## Task to complete
In how many lines of the records below does the word "Contrast" appear? Answer with the number alone.

---------- Dataset excerpts ----------

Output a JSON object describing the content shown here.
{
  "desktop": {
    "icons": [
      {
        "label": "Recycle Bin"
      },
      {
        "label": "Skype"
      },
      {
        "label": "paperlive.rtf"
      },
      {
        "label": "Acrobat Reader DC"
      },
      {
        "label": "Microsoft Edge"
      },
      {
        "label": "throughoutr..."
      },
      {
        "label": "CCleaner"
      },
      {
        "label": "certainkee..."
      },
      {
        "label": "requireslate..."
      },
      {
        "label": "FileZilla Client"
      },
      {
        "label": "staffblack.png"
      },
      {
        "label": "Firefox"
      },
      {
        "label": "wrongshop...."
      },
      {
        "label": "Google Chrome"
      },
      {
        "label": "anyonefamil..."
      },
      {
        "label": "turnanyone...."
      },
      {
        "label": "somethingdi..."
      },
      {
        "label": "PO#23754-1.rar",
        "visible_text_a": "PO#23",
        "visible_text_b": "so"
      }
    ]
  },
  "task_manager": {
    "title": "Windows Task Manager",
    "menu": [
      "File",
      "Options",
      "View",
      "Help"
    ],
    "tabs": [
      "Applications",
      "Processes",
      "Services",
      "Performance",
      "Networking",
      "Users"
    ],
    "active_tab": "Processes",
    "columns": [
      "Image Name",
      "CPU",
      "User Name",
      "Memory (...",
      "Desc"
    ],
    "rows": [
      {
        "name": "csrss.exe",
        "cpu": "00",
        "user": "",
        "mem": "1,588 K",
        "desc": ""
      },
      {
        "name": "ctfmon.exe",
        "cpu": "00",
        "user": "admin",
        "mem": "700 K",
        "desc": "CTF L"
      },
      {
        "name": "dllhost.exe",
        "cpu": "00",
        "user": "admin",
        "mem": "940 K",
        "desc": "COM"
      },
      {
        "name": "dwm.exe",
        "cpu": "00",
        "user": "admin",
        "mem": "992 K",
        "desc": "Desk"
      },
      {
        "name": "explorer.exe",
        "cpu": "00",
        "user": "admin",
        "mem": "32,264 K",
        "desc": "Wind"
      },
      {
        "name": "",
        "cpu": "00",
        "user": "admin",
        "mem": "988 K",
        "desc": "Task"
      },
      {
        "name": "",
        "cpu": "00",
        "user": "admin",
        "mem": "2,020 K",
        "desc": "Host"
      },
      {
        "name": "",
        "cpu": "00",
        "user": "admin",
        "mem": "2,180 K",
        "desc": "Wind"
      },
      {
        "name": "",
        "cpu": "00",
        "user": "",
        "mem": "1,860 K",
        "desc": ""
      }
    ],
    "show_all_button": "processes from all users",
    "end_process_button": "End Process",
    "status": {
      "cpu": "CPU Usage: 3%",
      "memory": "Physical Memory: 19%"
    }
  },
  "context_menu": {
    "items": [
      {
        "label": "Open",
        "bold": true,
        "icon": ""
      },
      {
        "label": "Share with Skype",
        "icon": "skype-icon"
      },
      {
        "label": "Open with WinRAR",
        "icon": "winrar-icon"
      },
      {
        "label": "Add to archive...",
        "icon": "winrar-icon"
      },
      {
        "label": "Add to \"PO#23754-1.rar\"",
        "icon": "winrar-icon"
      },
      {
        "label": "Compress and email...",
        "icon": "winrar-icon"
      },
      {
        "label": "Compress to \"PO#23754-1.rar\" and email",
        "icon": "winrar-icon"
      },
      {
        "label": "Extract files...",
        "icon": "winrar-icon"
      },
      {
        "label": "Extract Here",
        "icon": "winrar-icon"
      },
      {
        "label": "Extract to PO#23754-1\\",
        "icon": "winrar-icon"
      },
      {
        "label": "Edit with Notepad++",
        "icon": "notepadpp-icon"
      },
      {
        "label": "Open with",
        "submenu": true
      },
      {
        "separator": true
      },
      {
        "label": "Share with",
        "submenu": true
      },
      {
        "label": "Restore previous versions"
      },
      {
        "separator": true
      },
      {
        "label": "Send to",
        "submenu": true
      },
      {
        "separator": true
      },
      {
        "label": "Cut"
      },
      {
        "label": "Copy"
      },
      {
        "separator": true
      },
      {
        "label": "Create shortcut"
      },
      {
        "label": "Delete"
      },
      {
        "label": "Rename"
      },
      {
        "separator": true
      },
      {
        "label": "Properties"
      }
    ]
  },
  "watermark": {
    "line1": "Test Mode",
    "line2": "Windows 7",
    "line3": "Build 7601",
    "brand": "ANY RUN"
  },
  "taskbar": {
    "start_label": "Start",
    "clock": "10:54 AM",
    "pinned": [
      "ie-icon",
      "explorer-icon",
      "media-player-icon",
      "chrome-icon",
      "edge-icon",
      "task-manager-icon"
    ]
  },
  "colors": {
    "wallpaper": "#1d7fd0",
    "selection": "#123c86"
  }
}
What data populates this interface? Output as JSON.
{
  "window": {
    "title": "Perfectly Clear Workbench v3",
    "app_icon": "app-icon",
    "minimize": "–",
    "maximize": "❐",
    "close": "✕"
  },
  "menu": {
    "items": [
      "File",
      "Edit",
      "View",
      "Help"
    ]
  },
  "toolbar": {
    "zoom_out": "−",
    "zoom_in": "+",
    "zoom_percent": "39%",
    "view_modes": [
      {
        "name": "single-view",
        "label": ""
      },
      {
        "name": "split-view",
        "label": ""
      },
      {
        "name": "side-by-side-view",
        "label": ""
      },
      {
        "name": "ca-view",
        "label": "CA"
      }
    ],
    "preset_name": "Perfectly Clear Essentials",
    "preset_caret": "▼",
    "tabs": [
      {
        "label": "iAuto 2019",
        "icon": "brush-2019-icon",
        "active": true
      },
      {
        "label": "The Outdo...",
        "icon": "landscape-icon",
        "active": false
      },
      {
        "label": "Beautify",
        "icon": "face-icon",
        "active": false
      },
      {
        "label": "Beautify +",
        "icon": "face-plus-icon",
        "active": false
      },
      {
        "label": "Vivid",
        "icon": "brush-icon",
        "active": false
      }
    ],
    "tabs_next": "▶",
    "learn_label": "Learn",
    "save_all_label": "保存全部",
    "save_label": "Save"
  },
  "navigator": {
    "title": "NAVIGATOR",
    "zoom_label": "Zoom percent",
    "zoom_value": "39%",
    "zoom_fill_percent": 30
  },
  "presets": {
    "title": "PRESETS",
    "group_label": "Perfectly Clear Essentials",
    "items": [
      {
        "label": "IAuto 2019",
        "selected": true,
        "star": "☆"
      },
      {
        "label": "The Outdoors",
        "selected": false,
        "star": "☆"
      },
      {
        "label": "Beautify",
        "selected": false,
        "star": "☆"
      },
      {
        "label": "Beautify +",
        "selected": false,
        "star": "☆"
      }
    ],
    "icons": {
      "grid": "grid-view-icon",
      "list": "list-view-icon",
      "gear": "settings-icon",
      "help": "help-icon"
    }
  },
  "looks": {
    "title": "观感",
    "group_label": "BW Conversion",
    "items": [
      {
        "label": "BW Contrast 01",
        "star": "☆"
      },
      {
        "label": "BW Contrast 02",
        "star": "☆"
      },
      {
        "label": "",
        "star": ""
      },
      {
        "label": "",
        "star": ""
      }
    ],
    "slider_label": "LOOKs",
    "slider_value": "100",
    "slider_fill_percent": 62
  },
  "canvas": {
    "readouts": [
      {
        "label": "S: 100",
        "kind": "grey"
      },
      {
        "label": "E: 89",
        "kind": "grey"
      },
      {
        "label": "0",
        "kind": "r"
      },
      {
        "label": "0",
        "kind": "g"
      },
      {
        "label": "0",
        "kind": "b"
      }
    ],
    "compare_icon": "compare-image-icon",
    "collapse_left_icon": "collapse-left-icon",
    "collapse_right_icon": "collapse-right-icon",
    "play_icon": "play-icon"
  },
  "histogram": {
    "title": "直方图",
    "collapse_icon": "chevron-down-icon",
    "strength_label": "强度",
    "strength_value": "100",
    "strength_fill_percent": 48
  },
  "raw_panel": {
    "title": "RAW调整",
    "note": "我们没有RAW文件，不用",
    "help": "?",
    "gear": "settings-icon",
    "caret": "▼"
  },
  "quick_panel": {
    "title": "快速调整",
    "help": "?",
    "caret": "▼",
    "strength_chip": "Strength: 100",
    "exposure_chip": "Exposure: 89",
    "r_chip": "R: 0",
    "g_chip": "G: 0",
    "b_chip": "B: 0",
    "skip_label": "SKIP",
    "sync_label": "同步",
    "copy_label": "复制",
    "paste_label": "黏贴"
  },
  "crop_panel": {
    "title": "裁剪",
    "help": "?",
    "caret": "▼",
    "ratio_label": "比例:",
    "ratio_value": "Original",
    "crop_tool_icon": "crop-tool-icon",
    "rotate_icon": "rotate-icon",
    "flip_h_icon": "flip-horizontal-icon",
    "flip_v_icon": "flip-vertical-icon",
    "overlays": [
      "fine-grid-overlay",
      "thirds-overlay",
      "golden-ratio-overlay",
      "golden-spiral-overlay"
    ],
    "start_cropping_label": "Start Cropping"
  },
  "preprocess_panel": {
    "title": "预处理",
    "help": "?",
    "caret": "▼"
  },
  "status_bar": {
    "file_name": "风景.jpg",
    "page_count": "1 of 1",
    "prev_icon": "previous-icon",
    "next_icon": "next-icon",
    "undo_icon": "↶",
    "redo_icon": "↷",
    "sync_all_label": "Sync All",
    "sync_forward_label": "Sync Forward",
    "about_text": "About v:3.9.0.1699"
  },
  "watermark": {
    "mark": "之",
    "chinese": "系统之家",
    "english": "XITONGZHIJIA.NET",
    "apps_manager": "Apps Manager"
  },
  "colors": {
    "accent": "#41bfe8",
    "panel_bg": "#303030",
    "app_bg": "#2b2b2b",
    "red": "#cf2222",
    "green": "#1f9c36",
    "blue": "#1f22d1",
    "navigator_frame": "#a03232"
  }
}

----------

## Reply
2